→ Exercise prompt: Images should be omitted while the rest of the data is duplicated exactly.
<<<<
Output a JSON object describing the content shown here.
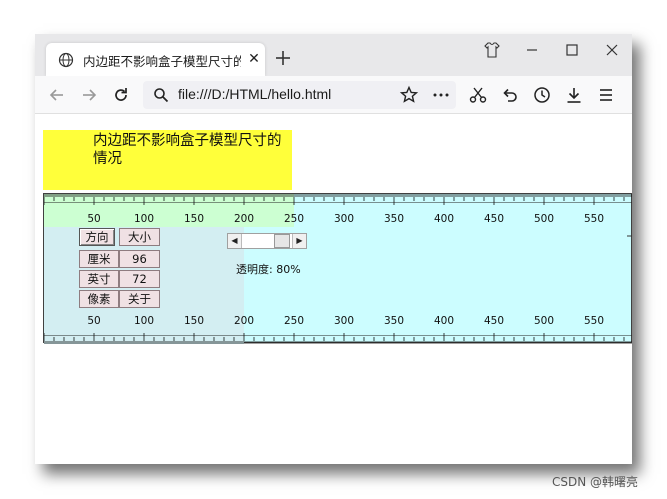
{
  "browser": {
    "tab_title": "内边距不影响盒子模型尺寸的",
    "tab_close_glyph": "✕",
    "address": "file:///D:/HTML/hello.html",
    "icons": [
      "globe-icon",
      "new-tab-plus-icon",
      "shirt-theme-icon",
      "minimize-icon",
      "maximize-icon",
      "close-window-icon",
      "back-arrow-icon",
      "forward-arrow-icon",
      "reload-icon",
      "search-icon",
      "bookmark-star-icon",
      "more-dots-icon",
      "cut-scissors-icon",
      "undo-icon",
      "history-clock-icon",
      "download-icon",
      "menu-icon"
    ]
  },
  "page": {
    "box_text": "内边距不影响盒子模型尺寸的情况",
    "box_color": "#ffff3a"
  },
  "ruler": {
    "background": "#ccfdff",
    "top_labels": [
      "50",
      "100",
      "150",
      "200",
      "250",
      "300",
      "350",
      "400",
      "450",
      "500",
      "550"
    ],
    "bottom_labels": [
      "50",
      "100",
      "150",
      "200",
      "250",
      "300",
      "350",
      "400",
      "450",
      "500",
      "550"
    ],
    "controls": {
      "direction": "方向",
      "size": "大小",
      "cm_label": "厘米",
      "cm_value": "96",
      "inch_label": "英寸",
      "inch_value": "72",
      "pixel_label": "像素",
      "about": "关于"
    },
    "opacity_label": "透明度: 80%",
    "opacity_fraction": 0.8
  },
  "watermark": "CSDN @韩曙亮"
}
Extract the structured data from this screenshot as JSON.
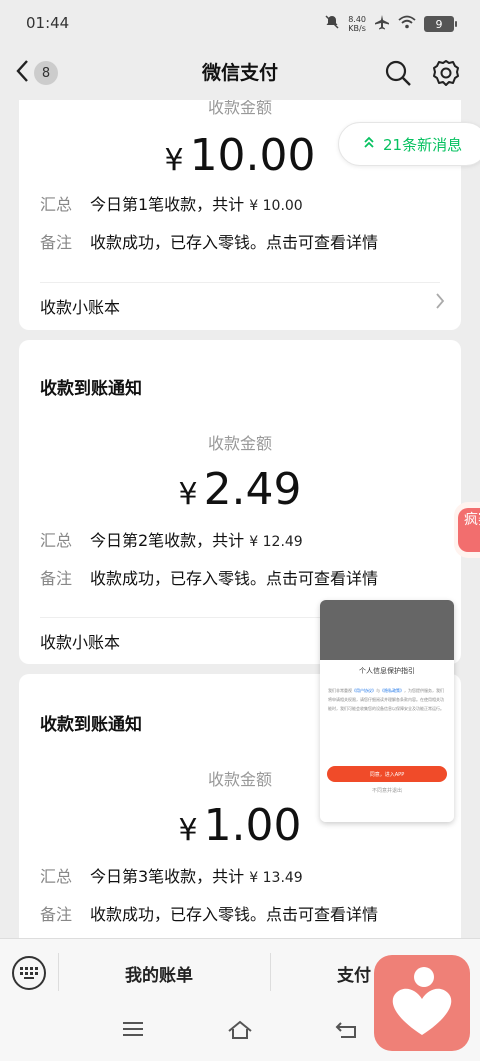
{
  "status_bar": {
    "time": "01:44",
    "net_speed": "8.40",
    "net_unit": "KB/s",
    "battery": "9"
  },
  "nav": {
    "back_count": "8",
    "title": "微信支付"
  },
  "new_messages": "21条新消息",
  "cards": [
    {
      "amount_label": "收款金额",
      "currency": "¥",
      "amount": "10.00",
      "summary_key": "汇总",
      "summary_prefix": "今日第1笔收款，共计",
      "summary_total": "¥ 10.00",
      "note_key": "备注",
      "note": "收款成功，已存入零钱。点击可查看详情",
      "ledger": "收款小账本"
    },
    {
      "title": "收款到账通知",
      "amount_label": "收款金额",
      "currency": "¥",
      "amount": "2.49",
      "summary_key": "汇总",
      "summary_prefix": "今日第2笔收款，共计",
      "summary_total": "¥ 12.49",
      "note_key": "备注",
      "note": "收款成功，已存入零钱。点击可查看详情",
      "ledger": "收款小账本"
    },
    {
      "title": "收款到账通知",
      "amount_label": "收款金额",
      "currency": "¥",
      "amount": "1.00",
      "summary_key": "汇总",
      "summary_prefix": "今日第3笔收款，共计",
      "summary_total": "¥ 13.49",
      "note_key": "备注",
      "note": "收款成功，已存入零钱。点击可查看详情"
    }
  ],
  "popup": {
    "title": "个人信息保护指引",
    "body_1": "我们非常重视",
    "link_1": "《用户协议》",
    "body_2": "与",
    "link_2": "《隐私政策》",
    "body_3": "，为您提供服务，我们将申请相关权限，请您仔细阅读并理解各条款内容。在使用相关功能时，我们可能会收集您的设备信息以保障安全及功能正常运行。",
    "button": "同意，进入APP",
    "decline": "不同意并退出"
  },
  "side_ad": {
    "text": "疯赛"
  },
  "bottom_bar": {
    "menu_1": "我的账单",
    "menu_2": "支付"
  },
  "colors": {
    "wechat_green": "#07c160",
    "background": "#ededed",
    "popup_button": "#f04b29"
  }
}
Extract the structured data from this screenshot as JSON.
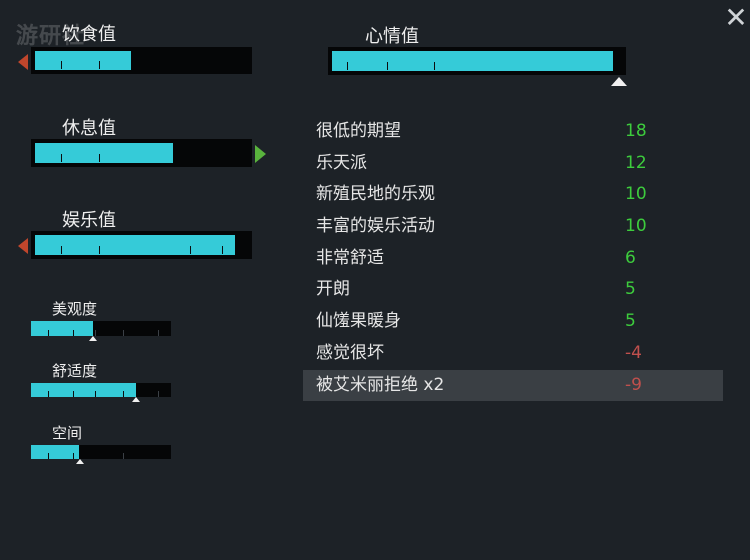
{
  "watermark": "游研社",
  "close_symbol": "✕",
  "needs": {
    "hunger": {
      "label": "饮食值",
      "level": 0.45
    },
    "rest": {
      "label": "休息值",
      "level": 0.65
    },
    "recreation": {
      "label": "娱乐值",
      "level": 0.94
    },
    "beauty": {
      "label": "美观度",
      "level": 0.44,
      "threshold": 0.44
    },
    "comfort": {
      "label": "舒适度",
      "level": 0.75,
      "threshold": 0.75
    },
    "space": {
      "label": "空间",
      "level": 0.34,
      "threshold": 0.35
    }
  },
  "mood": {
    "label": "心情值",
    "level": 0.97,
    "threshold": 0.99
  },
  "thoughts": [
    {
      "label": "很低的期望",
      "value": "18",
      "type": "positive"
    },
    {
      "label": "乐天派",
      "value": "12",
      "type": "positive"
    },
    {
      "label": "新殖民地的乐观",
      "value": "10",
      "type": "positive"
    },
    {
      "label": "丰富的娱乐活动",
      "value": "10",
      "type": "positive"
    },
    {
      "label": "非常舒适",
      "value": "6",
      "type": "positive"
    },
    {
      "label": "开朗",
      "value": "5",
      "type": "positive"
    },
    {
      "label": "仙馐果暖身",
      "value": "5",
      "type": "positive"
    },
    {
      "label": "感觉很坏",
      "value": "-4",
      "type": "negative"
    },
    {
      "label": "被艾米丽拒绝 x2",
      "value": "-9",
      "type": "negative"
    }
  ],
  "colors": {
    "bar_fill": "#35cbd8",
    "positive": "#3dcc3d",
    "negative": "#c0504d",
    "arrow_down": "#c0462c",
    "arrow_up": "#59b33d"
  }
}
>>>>
→ Finished exercise:
Output a JSON object describing the content shown here.
{
  "browser": {
    "tab_title": "内边距不影响盒子模型尺寸的",
    "tab_close_glyph": "✕",
    "address": "file:///D:/HTML/hello.html",
    "icons": [
      "globe-icon",
      "new-tab-plus-icon",
      "shirt-theme-icon",
      "minimize-icon",
      "maximize-icon",
      "close-window-icon",
      "back-arrow-icon",
      "forward-arrow-icon",
      "reload-icon",
      "search-icon",
      "bookmark-star-icon",
      "more-dots-icon",
      "cut-scissors-icon",
      "undo-icon",
      "history-clock-icon",
      "download-icon",
      "menu-icon"
    ]
  },
  "page": {
    "box_text": "内边距不影响盒子模型尺寸的情况",
    "box_color": "#ffff3a"
  },
  "ruler": {
    "background": "#ccfdff",
    "top_labels": [
      "50",
      "100",
      "150",
      "200",
      "250",
      "300",
      "350",
      "400",
      "450",
      "500",
      "550"
    ],
    "bottom_labels": [
      "50",
      "100",
      "150",
      "200",
      "250",
      "300",
      "350",
      "400",
      "450",
      "500",
      "550"
    ],
    "controls": {
      "direction": "方向",
      "size": "大小",
      "cm_label": "厘米",
      "cm_value": "96",
      "inch_label": "英寸",
      "inch_value": "72",
      "pixel_label": "像素",
      "about": "关于"
    },
    "opacity_label": "透明度: 80%",
    "opacity_fraction": 0.8
  },
  "watermark": "CSDN @韩曙亮"
}
Extract the structured data from this screenshot as JSON.
{
  "status_bar": {
    "time": "01:44",
    "net_speed": "8.40",
    "net_unit": "KB/s",
    "battery": "9"
  },
  "nav": {
    "back_count": "8",
    "title": "微信支付"
  },
  "new_messages": "21条新消息",
  "cards": [
    {
      "amount_label": "收款金额",
      "currency": "¥",
      "amount": "10.00",
      "summary_key": "汇总",
      "summary_prefix": "今日第1笔收款，共计",
      "summary_total": "¥ 10.00",
      "note_key": "备注",
      "note": "收款成功，已存入零钱。点击可查看详情",
      "ledger": "收款小账本"
    },
    {
      "title": "收款到账通知",
      "amount_label": "收款金额",
      "currency": "¥",
      "amount": "2.49",
      "summary_key": "汇总",
      "summary_prefix": "今日第2笔收款，共计",
      "summary_total": "¥ 12.49",
      "note_key": "备注",
      "note": "收款成功，已存入零钱。点击可查看详情",
      "ledger": "收款小账本"
    },
    {
      "title": "收款到账通知",
      "amount_label": "收款金额",
      "currency": "¥",
      "amount": "1.00",
      "summary_key": "汇总",
      "summary_prefix": "今日第3笔收款，共计",
      "summary_total": "¥ 13.49",
      "note_key": "备注",
      "note": "收款成功，已存入零钱。点击可查看详情"
    }
  ],
  "popup": {
    "title": "个人信息保护指引",
    "body_1": "我们非常重视",
    "link_1": "《用户协议》",
    "body_2": "与",
    "link_2": "《隐私政策》",
    "body_3": "，为您提供服务，我们将申请相关权限，请您仔细阅读并理解各条款内容。在使用相关功能时，我们可能会收集您的设备信息以保障安全及功能正常运行。",
    "button": "同意，进入APP",
    "decline": "不同意并退出"
  },
  "side_ad": {
    "text": "疯赛"
  },
  "bottom_bar": {
    "menu_1": "我的账单",
    "menu_2": "支付"
  },
  "colors": {
    "wechat_green": "#07c160",
    "background": "#ededed",
    "popup_button": "#f04b29"
  }
}
Extract the structured data from this screenshot as JSON.
{
  "watermark": "游研社",
  "close_symbol": "✕",
  "needs": {
    "hunger": {
      "label": "饮食值",
      "level": 0.45
    },
    "rest": {
      "label": "休息值",
      "level": 0.65
    },
    "recreation": {
      "label": "娱乐值",
      "level": 0.94
    },
    "beauty": {
      "label": "美观度",
      "level": 0.44,
      "threshold": 0.44
    },
    "comfort": {
      "label": "舒适度",
      "level": 0.75,
      "threshold": 0.75
    },
    "space": {
      "label": "空间",
      "level": 0.34,
      "threshold": 0.35
    }
  },
  "mood": {
    "label": "心情值",
    "level": 0.97,
    "threshold": 0.99
  },
  "thoughts": [
    {
      "label": "很低的期望",
      "value": "18",
      "type": "positive"
    },
    {
      "label": "乐天派",
      "value": "12",
      "type": "positive"
    },
    {
      "label": "新殖民地的乐观",
      "value": "10",
      "type": "positive"
    },
    {
      "label": "丰富的娱乐活动",
      "value": "10",
      "type": "positive"
    },
    {
      "label": "非常舒适",
      "value": "6",
      "type": "positive"
    },
    {
      "label": "开朗",
      "value": "5",
      "type": "positive"
    },
    {
      "label": "仙馐果暖身",
      "value": "5",
      "type": "positive"
    },
    {
      "label": "感觉很坏",
      "value": "-4",
      "type": "negative"
    },
    {
      "label": "被艾米丽拒绝 x2",
      "value": "-9",
      "type": "negative"
    }
  ],
  "colors": {
    "bar_fill": "#35cbd8",
    "positive": "#3dcc3d",
    "negative": "#c0504d",
    "arrow_down": "#c0462c",
    "arrow_up": "#59b33d"
  }
}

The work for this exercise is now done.